Christmas may be over, but there will still be one wintery family film showing this month—Norm of the North, a tale of a polar bear traveling to New York City to save his home, the Arctic, from an evil condo developer.
Last week in our cinema sneak peek we predicted Norm and his friends would have trouble competing with the likes of Kung Fu Panda 3, and after seeing the movie in full, I’m afraid to say our prediction may have been accurate.
This past Saturday, the Slaughter Alamo Drafthouse opened early for a pre-screening of the Lionsgate’s movie. Drafthouse went all out in the best of ways, as they often do. Kids could not only make their own glittery snow globes, but they could also jump around in a giant, bouncy blow-up snow globe!
The event was completed by photos with Norma the polar bear— “Norm’s cousin.” Norma also chose two kids from the audience to compete in a game before the film—they hopped on fake ice chunks to avoid falling in the water and won prizes to take home.
I wish I could say that the movie itself was as fun-filled and adorable as Drafthouse’s pre-show activities. Unfortunately, the film didn’t have the hilarity, amazing graphics, catchy music, or heartfelt emotion that most great kids’ flicks have been built around.

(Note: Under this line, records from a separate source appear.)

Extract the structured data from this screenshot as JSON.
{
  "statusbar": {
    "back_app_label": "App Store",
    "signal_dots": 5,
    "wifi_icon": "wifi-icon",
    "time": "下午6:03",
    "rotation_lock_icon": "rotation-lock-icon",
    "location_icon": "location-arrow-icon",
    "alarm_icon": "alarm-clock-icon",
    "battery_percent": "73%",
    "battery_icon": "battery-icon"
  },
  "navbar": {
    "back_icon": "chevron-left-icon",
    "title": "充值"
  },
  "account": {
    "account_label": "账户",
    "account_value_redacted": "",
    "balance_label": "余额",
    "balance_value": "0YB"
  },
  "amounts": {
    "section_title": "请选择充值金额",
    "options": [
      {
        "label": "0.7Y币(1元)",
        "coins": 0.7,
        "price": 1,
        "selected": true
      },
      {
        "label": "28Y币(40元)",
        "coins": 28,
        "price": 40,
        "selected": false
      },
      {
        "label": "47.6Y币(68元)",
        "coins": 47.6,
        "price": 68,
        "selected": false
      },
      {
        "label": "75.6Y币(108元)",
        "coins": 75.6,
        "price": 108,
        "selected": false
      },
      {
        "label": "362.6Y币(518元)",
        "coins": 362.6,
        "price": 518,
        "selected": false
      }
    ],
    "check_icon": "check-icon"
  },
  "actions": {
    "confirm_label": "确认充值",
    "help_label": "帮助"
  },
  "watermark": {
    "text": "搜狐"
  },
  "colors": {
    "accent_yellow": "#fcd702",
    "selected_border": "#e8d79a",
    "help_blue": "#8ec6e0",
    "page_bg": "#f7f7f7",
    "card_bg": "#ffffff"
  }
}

Since Norm of the North stars the voices of Rob Schneider and Ken Jeong, I was expecting the clever wit of animated big-screen hits that also revolve around comedians becoming talking furry creatures, like Monsters Inc. or Shrek. Then I realized that Pixar, Disney, and Dreamworks are simply the ruling gods of animation—no one can do it quite like they can!
The concept is great—a polar bear who’s growing up and finding his way in life decides to go an epic adventure with his three lemming friends. They’re determined to maintain the Arctic’s serene beauty, and therefore, also determined to figure out how to bring down the maniacal, money-hungry developer. If they fail, the Arctic will soon be filled with snazzy, modern condos and tourists.
Drafthouse was packed with kids of all ages, so you’d expect the laughter to get pretty loud during the movie, right? Well, it was oddly quiet for the entire film’s length. Maybe they were too busy eating French fries and cheese sticks, but unfortunately, I think it was just a tell-tale sign that the movie…wasn’t very good. I didn’t laugh once, and I usually love cartoons of all kinds!
Although I wouldn’t recommend the movie for you or your children over the age of eight, Norm of the North is definitely great for your youngest kids—in their really early years, you can’t go wrong with fart jokes and dancing animals.
1 out of 5 stars